BEGIN DATA TO USE

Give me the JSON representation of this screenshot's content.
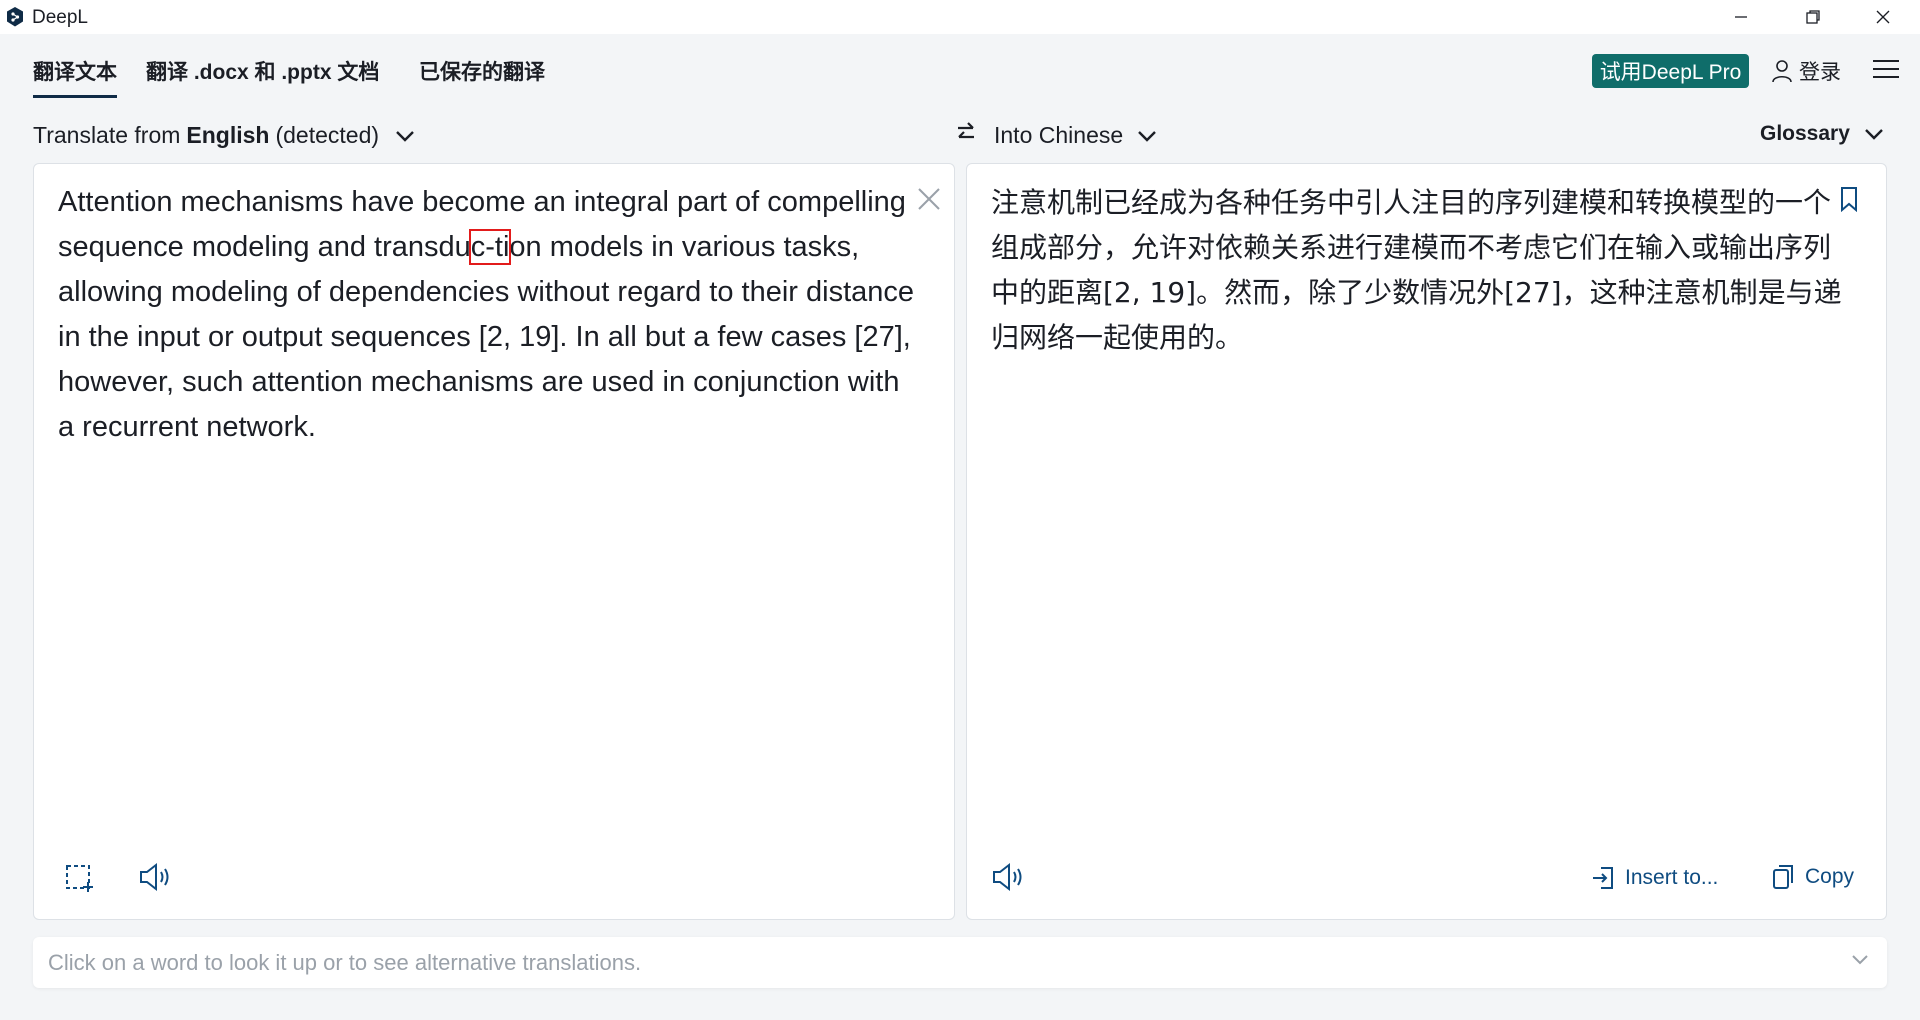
{
  "window": {
    "title": "DeepL",
    "colors": {
      "accent": "#0f2b46",
      "pro_button": "#0f6d6a",
      "link": "#0f4c81",
      "highlight_box": "#e21b1b"
    }
  },
  "nav": {
    "tabs": [
      {
        "label": "翻译文本",
        "active": true
      },
      {
        "label": "翻译 .docx 和 .pptx 文档",
        "active": false
      },
      {
        "label": "已保存的翻译",
        "active": false
      }
    ],
    "pro_button": "试用DeepL Pro",
    "login": "登录",
    "menu_icon": "hamburger-menu-icon"
  },
  "langbar": {
    "from_prefix": "Translate from",
    "from_lang": "English",
    "from_suffix": "(detected)",
    "to_prefix": "Into",
    "to_lang": "Chinese",
    "glossary": "Glossary"
  },
  "source": {
    "before": "Attention mechanisms have become an integral part of compelling sequence modeling and transdu",
    "highlighted": "c-ti",
    "after": "on models in various tasks, allowing modeling of dependencies without regard to their distance in the input or output sequences [2, 19]. In all but a few cases [27], however, such attention mechanisms are used in conjunction with a recurrent network."
  },
  "target": {
    "text": "注意机制已经成为各种任务中引人注目的序列建模和转换模型的一个组成部分，允许对依赖关系进行建模而不考虑它们在输入或输出序列中的距离[2, 19]。然而，除了少数情况外[27]，这种注意机制是与递归网络一起使用的。",
    "insert_label": "Insert to...",
    "copy_label": "Copy"
  },
  "hint": {
    "text": "Click on a word to look it up or to see alternative translations."
  }
}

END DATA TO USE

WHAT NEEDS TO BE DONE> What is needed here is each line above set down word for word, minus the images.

WRITTEN RESPONSE>
Give me the JSON representation of this screenshot's content.
{
  "window": {
    "title": "DeepL",
    "colors": {
      "accent": "#0f2b46",
      "pro_button": "#0f6d6a",
      "link": "#0f4c81",
      "highlight_box": "#e21b1b"
    }
  },
  "nav": {
    "tabs": [
      {
        "label": "翻译文本",
        "active": true
      },
      {
        "label": "翻译 .docx 和 .pptx 文档",
        "active": false
      },
      {
        "label": "已保存的翻译",
        "active": false
      }
    ],
    "pro_button": "试用DeepL Pro",
    "login": "登录",
    "menu_icon": "hamburger-menu-icon"
  },
  "langbar": {
    "from_prefix": "Translate from",
    "from_lang": "English",
    "from_suffix": "(detected)",
    "to_prefix": "Into",
    "to_lang": "Chinese",
    "glossary": "Glossary"
  },
  "source": {
    "before": "Attention mechanisms have become an integral part of compelling sequence modeling and transdu",
    "highlighted": "c-ti",
    "after": "on models in various tasks, allowing modeling of dependencies without regard to their distance in the input or output sequences [2, 19]. In all but a few cases [27], however, such attention mechanisms are used in conjunction with a recurrent network."
  },
  "target": {
    "text": "注意机制已经成为各种任务中引人注目的序列建模和转换模型的一个组成部分，允许对依赖关系进行建模而不考虑它们在输入或输出序列中的距离[2, 19]。然而，除了少数情况外[27]，这种注意机制是与递归网络一起使用的。",
    "insert_label": "Insert to...",
    "copy_label": "Copy"
  },
  "hint": {
    "text": "Click on a word to look it up or to see alternative translations."
  }
}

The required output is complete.